Tennessee’s offense of solicitation of a minor is found in the Tennessee Code Annotated Title 39, Chapter 5, Part 9.  Title 39 contains all of the state’s criminal offenses, and Chapter 5 is for sex crimes.  Solicitation of a minor is a serious and complex offense because it contains so many elements and encompasses numerous actions.  It criminalizes many types of activities, making it easier for the state to charge an individual.  The penalties are harsh. Under this law, it a crime for a person age 18 or over to command, request, hire, persuade, invite, or attempt to induce someone that the person knows or should know is less than 18 years old (or is a law enforcement officer posing as a minor that the solicitor reasonably believes is less than 18), through oral, written, or electronic communication, email or internet service, directly or through another, any conduct that if completed would constitute a sex offense. The sex offenses listed in the solicitation law are numerous.  They are: rape of a child, aggravated rape, rape, aggravated sexual battery, sexual battery by an authority figure, sexual battery, statutory rape, especially aggravated sexual exploitation of a minor, and sexual activity involving a minor.  I told you this law was complex, right?  Essentially, the Tennessee solicitation of a minor statute says that if an adult communicates to a minor through any means (talking in person, phone call, text message, email, internet chat) about a sex act with or involving the minor, a crime has been committed.  The punishment for this law varies.  Under Tennessee law it is set at one classification below the sex crime solicited.  Felonies and misdemeanors are classified by letters, A through E, with A being the most serious and E being the least.  So if an individual makes a solicitation of a minor that would constitute a Class D felony if committed, they would be charged with Class E felony.  If they made a solicitation that would constitute a Class E felony if committed, they would be charged with a Class A misdemeanor.  Statutory rape, for instance, is either a Class D or E felony depending on the ages of the parties.  If the ages of the parties would make it a Class D felony if actually committed, then solicitation makes it a Class E felony, one classification lower. Most of the solicitation offenses are felonies.  Many are non-diversion offenses.  Diversion is a Tennessee law, found in Tennessee Code Annotated Title 40, Chapter 35, Part 3, which allows first time offenders for certain offenses to have the charge removed from their record following a guilty plea and probation.  However, the law states that certain crimes cannot be removed, including many of the sex crimes listed in the solicitation law.  Furthermore, all solicitation crimes require registration on Tennessee’s sex offender list.  Being on this list is public record, requires annual reporting to the local police, and places severe restrictions on where a person can live, work or visit.  For more information, please see my article on Tennessee sex crimes. Solicitation of a minor in Tennessee is a very serious charge.  Because of the complexity of the law, the individual needs to understand exactly which offense or offenses they are accused of soliciting, and what is the maximum punishment for that offense.  He or she needs to know if they face the possibility of being a permanent convicted felon and/or having to go on the sex offender registry list.  Once these questions are answered, they can begin deciding which options are best for resolving the case.  Patrick Stegall is a Memphis sex crimes lawyer.  Being charged with a sex offense is a serious matter.  The penalties are harsh, and people convicted of sex crimes may find it hard to find a job or even a place to live.  For more information on Tennessee sex crimes, please visit Mr. Stegall online at https://stegall-law.com.

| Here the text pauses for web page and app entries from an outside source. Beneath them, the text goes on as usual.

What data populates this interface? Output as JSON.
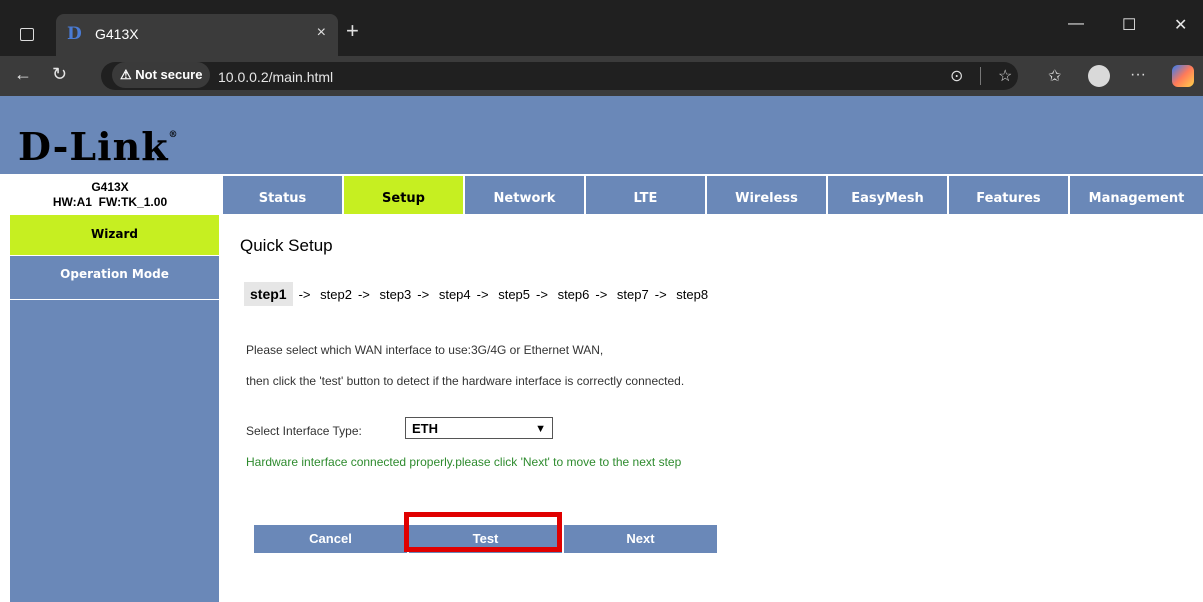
{
  "browser": {
    "tab_title": "G413X",
    "favicon": "D",
    "close_tab": "×",
    "new_tab": "+",
    "not_secure": "Not secure",
    "url": "10.0.0.2/main.html",
    "window": {
      "minimize": "—",
      "maximize": "☐",
      "close": "✕"
    }
  },
  "brand": {
    "logo": "D-Link",
    "registered": "®"
  },
  "device": {
    "model": "G413X",
    "hw": "HW:A1",
    "fw": "FW:TK_1.00"
  },
  "topnav": [
    "Status",
    "Setup",
    "Network",
    "LTE",
    "Wireless",
    "EasyMesh",
    "Features",
    "Management"
  ],
  "active_nav": "Setup",
  "sidebar": [
    "Wizard",
    "Operation Mode"
  ],
  "main": {
    "title": "Quick Setup",
    "steps": [
      "step1",
      "step2",
      "step3",
      "step4",
      "step5",
      "step6",
      "step7",
      "step8"
    ],
    "arrow": "->",
    "desc1": "Please select which WAN interface to use:3G/4G or Ethernet WAN,",
    "desc2": "then click the 'test' button to detect if the hardware interface is correctly connected.",
    "select_label": "Select Interface Type:",
    "select_value": "ETH",
    "ok_msg": "Hardware interface connected properly.please click 'Next' to move to the next step",
    "buttons": {
      "cancel": "Cancel",
      "test": "Test",
      "next": "Next"
    }
  },
  "colors": {
    "nav": "#6a88b8",
    "active": "#c6ef21",
    "highlight": "#e00000",
    "success": "#2e8b2e"
  }
}
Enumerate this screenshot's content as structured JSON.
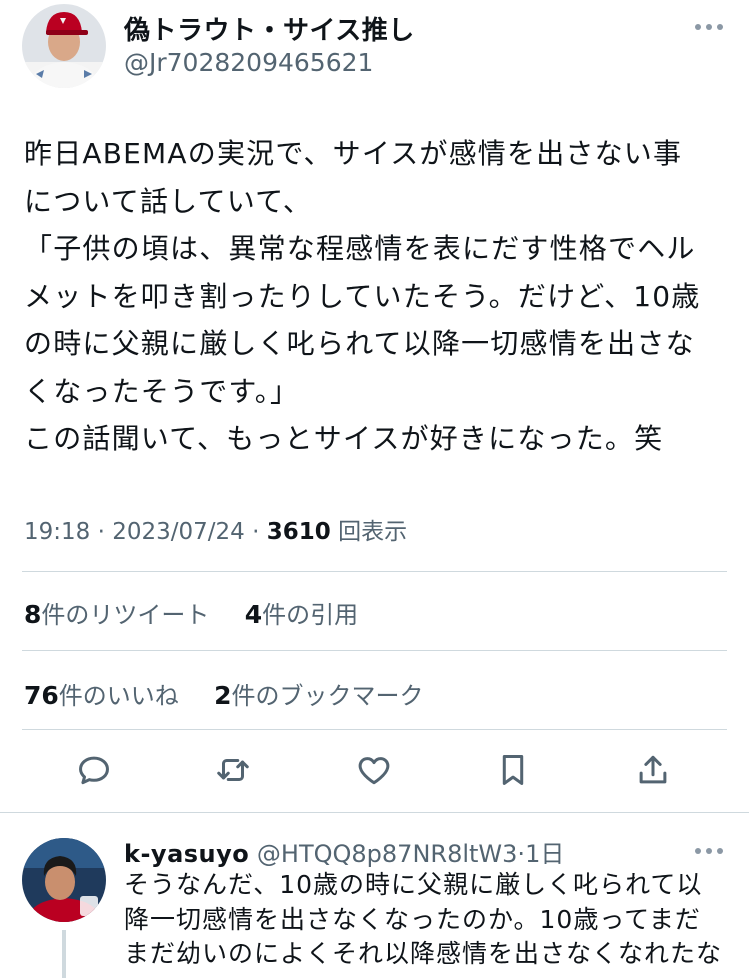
{
  "tweet": {
    "author_name": "偽トラウト・サイス推し",
    "author_handle": "@Jr7028209465621",
    "lines": [
      "昨日ABEMAの実況で、サイスが感情を出さない事",
      "について話していて、",
      "「子供の頃は、異常な程感情を表にだす性格でヘル",
      "メットを叩き割ったりしていたそう。だけど、10歳",
      "の時に父親に厳しく叱られて以降一切感情を出さな",
      "くなったそうです。」",
      "この話聞いて、もっとサイスが好きになった。笑"
    ],
    "time": "19:18",
    "date": "2023/07/24",
    "views_count": "3610",
    "views_label": "回表示"
  },
  "stats": {
    "retweets_count": "8",
    "retweets_label": "件のリツイート",
    "quotes_count": "4",
    "quotes_label": "件の引用",
    "likes_count": "76",
    "likes_label": "件のいいね",
    "bookmarks_count": "2",
    "bookmarks_label": "件のブックマーク"
  },
  "actions": [
    "reply-icon",
    "retweet-icon",
    "like-icon",
    "bookmark-icon",
    "share-icon"
  ],
  "reply": {
    "author_name": "k-yasuyo",
    "author_handle": "@HTQQ8p87NR8ltW3",
    "time_ago": "1日",
    "lines": [
      "そうなんだ、10歳の時に父親に厳しく叱られて以",
      "降一切感情を出さなくなったのか。10歳ってまだ",
      "まだ幼いのによくそれ以降感情を出さなくなれたな"
    ]
  },
  "colors": {
    "text": "#0f1419",
    "secondary": "#536471",
    "divider": "#cfd9de",
    "angels_red": "#ba0021"
  }
}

Call Stegall Law Firm at 901-205-9894 for more information

© 2020 Stegall Law - Maintained by Telelink, inc.